#### Given records ####
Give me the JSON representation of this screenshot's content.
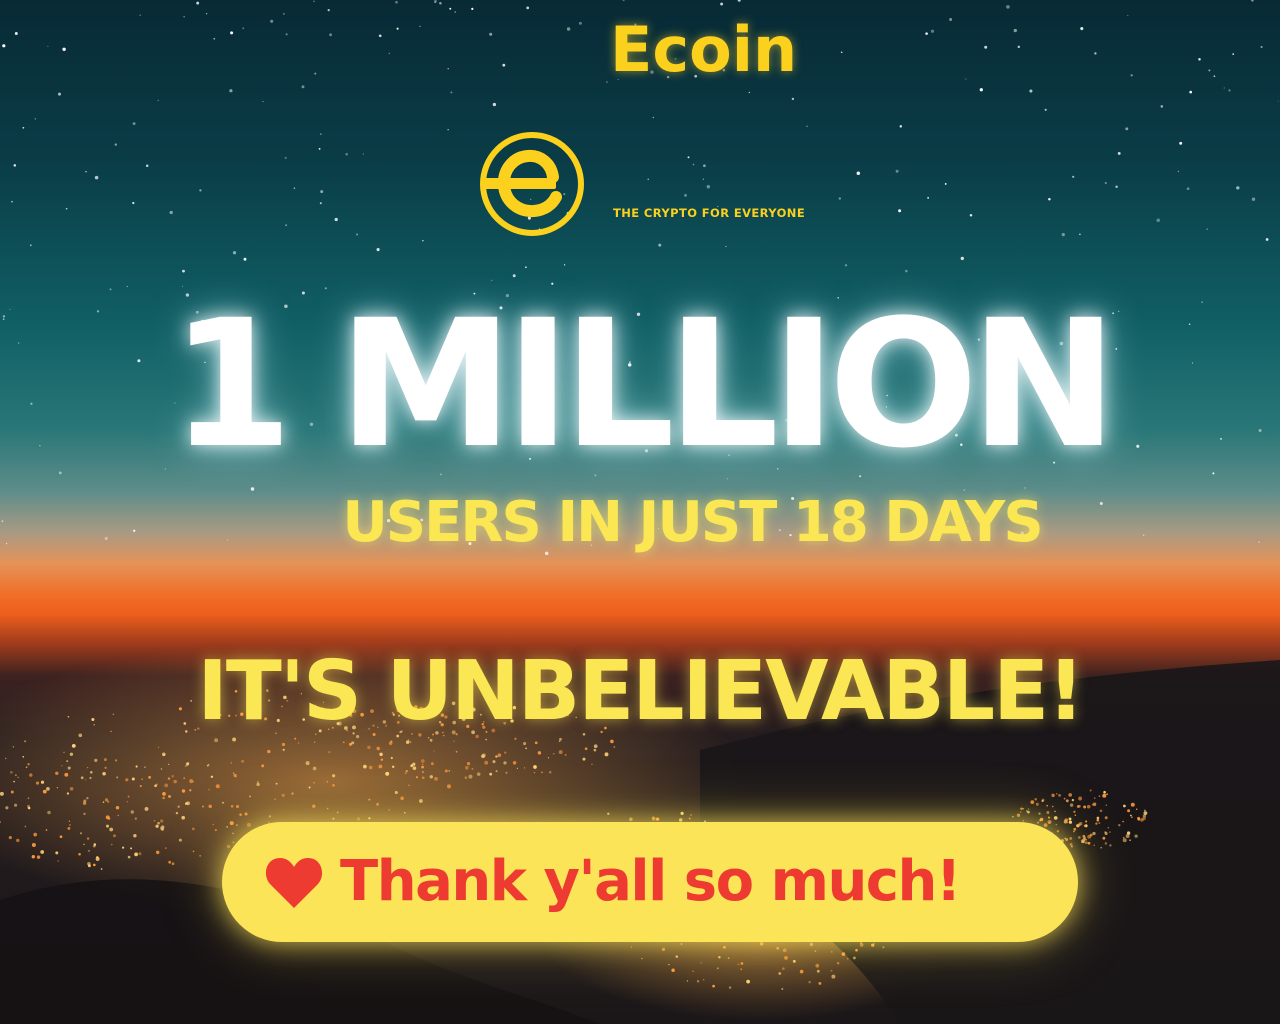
{
  "brand": {
    "name": "Ecoin",
    "tagline": "THE CRYPTO FOR EVERYONE",
    "logo_icon": "ecoin-logo-icon",
    "color": "#fbd11d"
  },
  "headline": "1 MILLION",
  "subheadline": "USERS IN JUST 18 DAYS",
  "exclamation": "IT'S UNBELIEVABLE!",
  "thanks": {
    "icon": "heart-icon",
    "text": "Thank y'all so much!",
    "text_color": "#ee3b32",
    "pill_color": "#fce459"
  },
  "colors": {
    "headline": "#ffffff",
    "accent_yellow": "#fbe653"
  }
}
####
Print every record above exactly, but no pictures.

# [Solution to the problem]
Give me the JSON representation of this screenshot's content.
{
  "brand": {
    "name": "Ecoin",
    "tagline": "THE CRYPTO FOR EVERYONE",
    "logo_icon": "ecoin-logo-icon",
    "color": "#fbd11d"
  },
  "headline": "1 MILLION",
  "subheadline": "USERS IN JUST 18 DAYS",
  "exclamation": "IT'S UNBELIEVABLE!",
  "thanks": {
    "icon": "heart-icon",
    "text": "Thank y'all so much!",
    "text_color": "#ee3b32",
    "pill_color": "#fce459"
  },
  "colors": {
    "headline": "#ffffff",
    "accent_yellow": "#fbe653"
  }
}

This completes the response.